Chicken feet are a staple in many Asian cuisines and are considered a delicacy by many. In countries like China, Malaysia, and the Philippines, chicken feet are commonly found in street stalls, night markets, and family-style restaurants. But what is it about these bony, scaly appendages that make them so popular among Asian food lovers?
One reason for their popularity is the belief that chicken feet have medicinal properties. Many Asians believe that consuming chicken feet can boost their health and help with conditions like joint pain and arthritis. The high collagen content in chicken feet is thought to be the reason for these health benefits.
Another reason for their popularity is the taste. Chicken feet are often simmered in a flavorful broth, which can include ingredients like ginger, garlic, and soy sauce. The slow cooking process tenderizes the skin and makes it more flavorful, while the broth imparts a rich and savory taste to the meat. Chicken feet are also a good source of protein and provide a unique texture that is unlike any other meat.
In addition to the health benefits and taste, chicken feet are also considered a comfort food for many Asians. They are often served as a snack or as part of a meal, and the communal nature of eating chicken feet is seen as a way to bring people together and build relationships.
Chicken feet are also affordable and readily available, making them a popular choice for those on a budget. They are also easy to prepare and can be served as an appetizer or as a main dish.
What are some of the Asian dishes that use chicken feet?
Braised chicken feet: A traditional Chinese dish where chicken feet are simmered in a flavorful broth made with ginger, garlic, and soy sauce.
Adobo: A Filipino dish where chicken feet are slow-cooked in a mixture of vinegar, soy sauce, and spices.
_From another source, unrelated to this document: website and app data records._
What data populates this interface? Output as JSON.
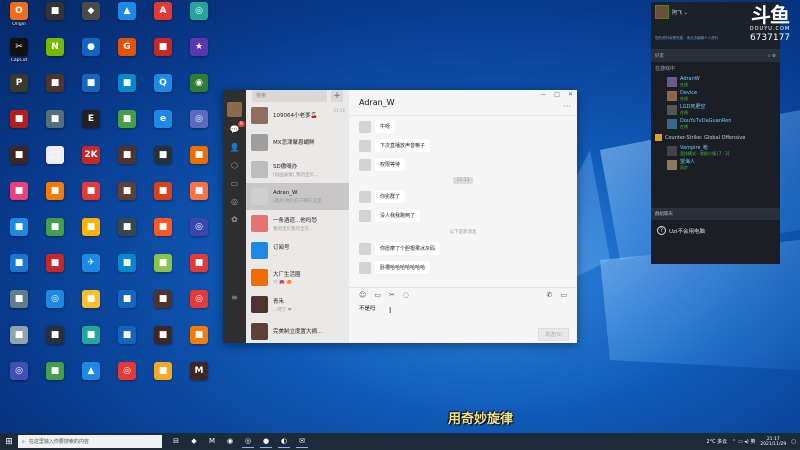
{
  "desktop": {
    "icons": [
      {
        "label": "Origin",
        "glyph": "O",
        "color": "#f06b1a"
      },
      {
        "label": "",
        "glyph": "■",
        "color": "#333333"
      },
      {
        "label": "",
        "glyph": "◆",
        "color": "#4a4a4a"
      },
      {
        "label": "",
        "glyph": "▲",
        "color": "#1e88e5"
      },
      {
        "label": "",
        "glyph": "A",
        "color": "#e53935"
      },
      {
        "label": "",
        "glyph": "◎",
        "color": "#26a69a"
      },
      {
        "label": "CapCut",
        "glyph": "✂",
        "color": "#111111"
      },
      {
        "label": "",
        "glyph": "N",
        "color": "#76b900"
      },
      {
        "label": "",
        "glyph": "●",
        "color": "#1565c0"
      },
      {
        "label": "",
        "glyph": "G",
        "color": "#e65100"
      },
      {
        "label": "",
        "glyph": "■",
        "color": "#c62828"
      },
      {
        "label": "",
        "glyph": "★",
        "color": "#5e35b1"
      },
      {
        "label": "",
        "glyph": "P",
        "color": "#3a3a2a"
      },
      {
        "label": "",
        "glyph": "■",
        "color": "#4e342e"
      },
      {
        "label": "",
        "glyph": "■",
        "color": "#1565c0"
      },
      {
        "label": "",
        "glyph": "■",
        "color": "#0288d1"
      },
      {
        "label": "",
        "glyph": "Q",
        "color": "#1e88e5"
      },
      {
        "label": "",
        "glyph": "◉",
        "color": "#2e7d32"
      },
      {
        "label": "",
        "glyph": "■",
        "color": "#b71c1c"
      },
      {
        "label": "",
        "glyph": "■",
        "color": "#546e7a"
      },
      {
        "label": "",
        "glyph": "E",
        "color": "#222222"
      },
      {
        "label": "",
        "glyph": "■",
        "color": "#43a047"
      },
      {
        "label": "",
        "glyph": "e",
        "color": "#1e88e5"
      },
      {
        "label": "",
        "glyph": "◎",
        "color": "#5c6bc0"
      },
      {
        "label": "",
        "glyph": "■",
        "color": "#3e2723"
      },
      {
        "label": "",
        "glyph": "□",
        "color": "#eeeeee"
      },
      {
        "label": "",
        "glyph": "2K",
        "color": "#c62828"
      },
      {
        "label": "",
        "glyph": "■",
        "color": "#4e342e"
      },
      {
        "label": "",
        "glyph": "■",
        "color": "#263238"
      },
      {
        "label": "",
        "glyph": "■",
        "color": "#ef6c00"
      },
      {
        "label": "",
        "glyph": "■",
        "color": "#ec407a"
      },
      {
        "label": "",
        "glyph": "■",
        "color": "#f57c00"
      },
      {
        "label": "",
        "glyph": "■",
        "color": "#e53935"
      },
      {
        "label": "",
        "glyph": "■",
        "color": "#5d4037"
      },
      {
        "label": "",
        "glyph": "■",
        "color": "#d84315"
      },
      {
        "label": "",
        "glyph": "■",
        "color": "#ff7043"
      },
      {
        "label": "",
        "glyph": "■",
        "color": "#1e88e5"
      },
      {
        "label": "",
        "glyph": "■",
        "color": "#43a047"
      },
      {
        "label": "",
        "glyph": "■",
        "color": "#ffb300"
      },
      {
        "label": "",
        "glyph": "■",
        "color": "#37474f"
      },
      {
        "label": "",
        "glyph": "■",
        "color": "#ff5722"
      },
      {
        "label": "",
        "glyph": "◎",
        "color": "#3949ab"
      },
      {
        "label": "",
        "glyph": "■",
        "color": "#1976d2"
      },
      {
        "label": "",
        "glyph": "■",
        "color": "#c62828"
      },
      {
        "label": "",
        "glyph": "✈",
        "color": "#1e88e5"
      },
      {
        "label": "",
        "glyph": "■",
        "color": "#0288d1"
      },
      {
        "label": "",
        "glyph": "■",
        "color": "#8bc34a"
      },
      {
        "label": "",
        "glyph": "■",
        "color": "#e53935"
      },
      {
        "label": "",
        "glyph": "■",
        "color": "#607d8b"
      },
      {
        "label": "",
        "glyph": "◎",
        "color": "#1e88e5"
      },
      {
        "label": "",
        "glyph": "■",
        "color": "#fbc02d"
      },
      {
        "label": "",
        "glyph": "■",
        "color": "#1565c0"
      },
      {
        "label": "",
        "glyph": "■",
        "color": "#4e342e"
      },
      {
        "label": "",
        "glyph": "◎",
        "color": "#e53935"
      },
      {
        "label": "",
        "glyph": "■",
        "color": "#90a4ae"
      },
      {
        "label": "",
        "glyph": "■",
        "color": "#263238"
      },
      {
        "label": "",
        "glyph": "■",
        "color": "#26a69a"
      },
      {
        "label": "",
        "glyph": "■",
        "color": "#1565c0"
      },
      {
        "label": "",
        "glyph": "■",
        "color": "#3e2723"
      },
      {
        "label": "",
        "glyph": "■",
        "color": "#f57c00"
      },
      {
        "label": "",
        "glyph": "◎",
        "color": "#3f51b5"
      },
      {
        "label": "",
        "glyph": "■",
        "color": "#43a047"
      },
      {
        "label": "",
        "glyph": "▲",
        "color": "#1e88e5"
      },
      {
        "label": "",
        "glyph": "◎",
        "color": "#e53935"
      },
      {
        "label": "",
        "glyph": "■",
        "color": "#f9a825"
      },
      {
        "label": "",
        "glyph": "M",
        "color": "#3e2723"
      }
    ]
  },
  "wechat": {
    "search_placeholder": "搜索",
    "plus": "+",
    "badge": "9",
    "conversations": [
      {
        "name": "109064小老爹🍒",
        "preview": "",
        "time": "21:16",
        "color": "#8d6e63",
        "active": false
      },
      {
        "name": "MX怎津聚恩蝴鲜",
        "preview": "",
        "time": "",
        "color": "#9e9e9e",
        "active": false
      },
      {
        "name": "SD傲嘅办",
        "preview": "[动画表情] 我的宝贝...",
        "time": "",
        "color": "#bdbdbd",
        "active": false
      },
      {
        "name": "Adran_W",
        "preview": "[图片]你们在干嘛在这里",
        "time": "",
        "color": "#cfcfcf",
        "active": true
      },
      {
        "name": "一条酒道...他吗😈",
        "preview": "我的宝贝我的宝贝...",
        "time": "",
        "color": "#e57373",
        "active": false
      },
      {
        "name": "订阅号",
        "preview": "...",
        "time": "",
        "color": "#1e88e5",
        "active": false
      },
      {
        "name": "大厂生活圈",
        "preview": "😊 🌺 🍊",
        "time": "",
        "color": "#ef6c00",
        "active": false
      },
      {
        "name": "青禾",
        "preview": "...呵了 ❤",
        "time": "",
        "color": "#4e342e",
        "active": false
      },
      {
        "name": "完美制立度置大祸...",
        "preview": "",
        "time": "",
        "color": "#5d4037",
        "active": false
      }
    ],
    "chat_title": "Adran_W",
    "more": "···",
    "win_min": "—",
    "win_max": "□",
    "win_close": "✕",
    "messages": [
      {
        "type": "in",
        "text": "牛呀"
      },
      {
        "type": "in",
        "text": "下次直播放声音嘛子"
      },
      {
        "type": "in",
        "text": "权限等待"
      },
      {
        "type": "sys",
        "text": "21:13"
      },
      {
        "type": "in",
        "text": "你劣群了"
      },
      {
        "type": "in",
        "text": "没人我我跑两了"
      },
      {
        "type": "sys-plain",
        "text": "以下是新消息"
      },
      {
        "type": "in",
        "text": "你愿摩了个胆根果冰灰码"
      },
      {
        "type": "in",
        "text": "卧槽哈哈哈哈哈哈哈"
      }
    ],
    "input_text": "不是吗",
    "cursor": "I",
    "send_label": "发送(S)"
  },
  "steam": {
    "username": "阿飞 ⌄",
    "link_text": "您的资料尚需完善，请点击编辑个人资料",
    "tab_label": "好友",
    "in_game_header": "在游戏中",
    "friends_top": [
      {
        "name": "AdranW",
        "status": "在线",
        "color": "#6a5a8a"
      },
      {
        "name": "Device",
        "status": "在线",
        "color": "#8a6a4a"
      },
      {
        "name": "LGD死肥空",
        "status": "在线",
        "color": "#555555"
      },
      {
        "name": "DouYuTvDaGuanRen",
        "status": "在线",
        "color": "#3a6a8a"
      }
    ],
    "game_name": "Counter-Strike: Global Offensive",
    "friends_game": [
      {
        "name": "Vampire_枪",
        "status": "竞技模式 - 地狱小镇 [7 : 2]",
        "color": "#444444"
      },
      {
        "name": "望海人",
        "status": "同步",
        "color": "#8a7a5a"
      }
    ],
    "chat_header": "群组聊天",
    "chat_item": "Uzi不会用电脑"
  },
  "douyu": {
    "logo": "斗鱼",
    "sub": "DOUYU.COM",
    "count": "6737177"
  },
  "subtitle": "用奇妙旋律",
  "taskbar": {
    "start": "⊞",
    "search_placeholder": "在这里输入你要搜索的内容",
    "apps": [
      "⊟",
      "◆",
      "M",
      "◉",
      "◎",
      "●",
      "◐",
      "✉"
    ],
    "weather": "2°C 多云",
    "time": "21:17",
    "date": "2021/11/29"
  }
}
Soup: Chicken feet are often used in soups in many Asian countries, including China, Vietnam, and Thailand, to add flavor and richness.
Stir-fry: Chicken feet can be stir-fried with vegetables and sauces for a quick and easy meal.
Fried chicken feet: Chicken feet are sometimes battered and fried for a crispy snack or appetizer.
Teochew porridge: A dish from the Teochew region of China where rice porridge is served with braised chicken feet.
Congee: A traditional rice porridge dish that is often served with chicken feet in China, Vietnam, and other Asian countries.
Yum neua: A Thai dish where chicken feet are boiled and then seasoned with chili paste and lime juice.
Jjimdak: A Korean dish where chicken feet are braised in a sauce made with soy sauce, sugar, garlic, and other seasonings. The dish is often served with vegetables like carrots and potatoes and is enjoyed as a comfort food.
Chicken feet are an integral part of many Asian cuisines and are loved for their health benefits, unique taste, and comfort food appeal. Whether they are simmered in a flavorful broth, stir-fried, or served as a snack, chicken feet are a staple in many Asian households and restaurants. With their high collagen content and affordable price, it’s no wonder that chicken feet have become a popular choice among food lovers. From traditional dishes like Braised Chicken Feet and Teochew Porridge to popular street food like Fried Chicken Feet, there’s no denying that chicken feet are a delicious and nutritious part of Asian cuisine.